New regulations on the drawing board
Although the technology is maturing rapidly, there is still a lot of work to be done on the regulatory side.
« There’s going to have to be some form of air traffic control and pilot certifications and operational requirements, » says aerospace consultant Nigel Waterhouse.
Regulators around the world are evaluating new machines. With plans to fly low in urban areas, there are significant safety concerns. European Union officials recently released what they called the world’s first rules for operating air taxis. The US Federal Aviation Administration is working on certifying several eVTOL companies, with some hoping to have paying customers as early as 2024.
Waterhouse says it could be slow. “These companies that are developing these planes are quite ahead of the curve and the FAA is trying to catch up, but they are trying to be more flexible in applying the rules,” he says.
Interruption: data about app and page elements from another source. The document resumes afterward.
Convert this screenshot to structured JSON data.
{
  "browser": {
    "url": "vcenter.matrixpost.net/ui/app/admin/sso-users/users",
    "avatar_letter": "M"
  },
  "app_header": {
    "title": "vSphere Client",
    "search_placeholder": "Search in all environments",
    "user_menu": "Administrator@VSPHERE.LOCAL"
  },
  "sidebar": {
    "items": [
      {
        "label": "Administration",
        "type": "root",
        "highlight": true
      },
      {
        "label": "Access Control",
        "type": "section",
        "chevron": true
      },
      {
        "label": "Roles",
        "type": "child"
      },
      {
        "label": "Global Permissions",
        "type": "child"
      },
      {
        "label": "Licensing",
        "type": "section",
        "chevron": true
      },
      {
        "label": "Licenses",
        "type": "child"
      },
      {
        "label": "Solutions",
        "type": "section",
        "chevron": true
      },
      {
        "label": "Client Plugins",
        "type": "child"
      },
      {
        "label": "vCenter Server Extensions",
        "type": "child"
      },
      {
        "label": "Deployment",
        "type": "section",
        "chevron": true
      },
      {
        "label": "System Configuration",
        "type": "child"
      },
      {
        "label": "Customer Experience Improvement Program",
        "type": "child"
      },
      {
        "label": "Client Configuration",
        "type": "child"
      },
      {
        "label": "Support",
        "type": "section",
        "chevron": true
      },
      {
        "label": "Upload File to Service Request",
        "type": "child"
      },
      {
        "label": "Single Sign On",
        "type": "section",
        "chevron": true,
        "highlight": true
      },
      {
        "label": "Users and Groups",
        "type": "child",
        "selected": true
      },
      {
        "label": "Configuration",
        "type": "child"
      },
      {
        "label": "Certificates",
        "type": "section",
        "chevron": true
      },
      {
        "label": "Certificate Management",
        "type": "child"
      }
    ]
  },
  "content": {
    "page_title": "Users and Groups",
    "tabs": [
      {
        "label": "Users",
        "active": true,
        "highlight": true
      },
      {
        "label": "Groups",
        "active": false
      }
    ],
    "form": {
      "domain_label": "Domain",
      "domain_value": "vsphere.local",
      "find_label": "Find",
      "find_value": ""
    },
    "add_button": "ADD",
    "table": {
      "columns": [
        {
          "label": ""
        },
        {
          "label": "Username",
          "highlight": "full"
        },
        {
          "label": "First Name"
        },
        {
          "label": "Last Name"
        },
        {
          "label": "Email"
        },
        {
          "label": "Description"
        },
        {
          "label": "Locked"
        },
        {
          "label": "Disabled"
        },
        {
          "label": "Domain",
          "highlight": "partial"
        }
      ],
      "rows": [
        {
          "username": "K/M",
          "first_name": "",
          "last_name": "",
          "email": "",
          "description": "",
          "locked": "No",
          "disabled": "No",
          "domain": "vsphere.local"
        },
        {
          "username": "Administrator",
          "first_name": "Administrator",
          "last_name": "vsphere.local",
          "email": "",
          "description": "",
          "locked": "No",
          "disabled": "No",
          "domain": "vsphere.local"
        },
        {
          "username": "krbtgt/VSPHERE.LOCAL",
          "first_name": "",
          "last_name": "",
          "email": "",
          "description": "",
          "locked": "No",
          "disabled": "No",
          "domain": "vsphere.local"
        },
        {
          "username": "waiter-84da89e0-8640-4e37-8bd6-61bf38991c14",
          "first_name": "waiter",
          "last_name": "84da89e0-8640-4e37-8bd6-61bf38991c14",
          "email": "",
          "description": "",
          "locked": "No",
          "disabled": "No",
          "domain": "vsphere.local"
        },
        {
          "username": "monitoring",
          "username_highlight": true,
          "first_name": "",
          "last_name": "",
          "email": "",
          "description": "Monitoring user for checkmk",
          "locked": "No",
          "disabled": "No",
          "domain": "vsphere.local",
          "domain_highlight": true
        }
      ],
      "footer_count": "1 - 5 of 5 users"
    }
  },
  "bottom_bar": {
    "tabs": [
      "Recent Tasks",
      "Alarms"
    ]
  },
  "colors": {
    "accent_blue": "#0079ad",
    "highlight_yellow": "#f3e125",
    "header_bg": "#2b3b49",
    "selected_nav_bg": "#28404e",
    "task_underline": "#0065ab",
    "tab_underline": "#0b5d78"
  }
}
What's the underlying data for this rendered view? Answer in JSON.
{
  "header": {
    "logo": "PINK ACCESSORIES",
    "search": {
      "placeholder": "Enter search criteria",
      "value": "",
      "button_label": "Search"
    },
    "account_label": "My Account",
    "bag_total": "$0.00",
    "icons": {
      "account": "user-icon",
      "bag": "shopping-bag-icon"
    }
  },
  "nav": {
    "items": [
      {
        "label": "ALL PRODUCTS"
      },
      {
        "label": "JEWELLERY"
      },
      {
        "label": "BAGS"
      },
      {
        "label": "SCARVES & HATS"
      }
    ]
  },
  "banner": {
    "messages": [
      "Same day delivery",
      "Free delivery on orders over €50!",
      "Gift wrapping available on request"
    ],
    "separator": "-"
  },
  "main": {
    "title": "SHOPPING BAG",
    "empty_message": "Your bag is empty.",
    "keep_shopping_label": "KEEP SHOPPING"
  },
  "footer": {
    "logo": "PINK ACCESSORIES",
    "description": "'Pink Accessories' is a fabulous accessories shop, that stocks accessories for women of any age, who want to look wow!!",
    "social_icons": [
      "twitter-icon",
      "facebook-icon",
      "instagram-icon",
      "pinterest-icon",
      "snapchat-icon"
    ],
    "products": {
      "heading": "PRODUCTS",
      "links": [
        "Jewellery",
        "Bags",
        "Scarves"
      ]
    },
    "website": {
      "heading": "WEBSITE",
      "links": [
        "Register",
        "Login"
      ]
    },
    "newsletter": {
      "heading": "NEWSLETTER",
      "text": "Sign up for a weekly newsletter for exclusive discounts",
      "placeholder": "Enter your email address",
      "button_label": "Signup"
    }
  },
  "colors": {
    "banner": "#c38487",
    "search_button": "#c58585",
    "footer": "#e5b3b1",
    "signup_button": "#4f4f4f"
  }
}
Meanwhile, Transport Canada told CBC News that while it currently has no standards, it will ‘review and update its regulatory framework as necessary to ensure its high standard of safety is maintained’. .
Manufacturers like Rimanelli insist their designs are safer than helicopters.
« Because it’s electric, it’s a simple machine, » he says. « Fewer failure modes, fewer parts. So that’s one of the main benefits of a system like this, it’s inherently more reliable. »
But it’s not just regulators who need convincing, Waterhouse says. “It will be an exercise for operators to sell the idea to the public and make them feel safe on these planes…So it can be quite a steep curve.”
If you build it they will come
Cities and suburbs will also need infrastructure to support air taxis, if this new type of mobility is to take off. Some startups are tackling this challenge with terminal building projects called vertiports. Vertiports would offer air taxis a place to take off and land, and recharge their batteries.
Montreal-based VPorts hopes to build and operate a network of 1,500 vertiports for commercial freight transportation over the next two decades, starting with a corridor between Canada and the United States, CEO Fethi Chebil said. « Freight is a very important business and we believe that by having this corridor we will reduce the cost of transporting goods between the two countries by 10%, » Chebil said.
Chebil says eVTOL test flights are planned for the corridor next year. Asked about passenger transport times, he says the technology needs to evolve but « when you and I fly in a few years, we will be able to fly safely. You will be surprised. »
With files from Shawn Benjamin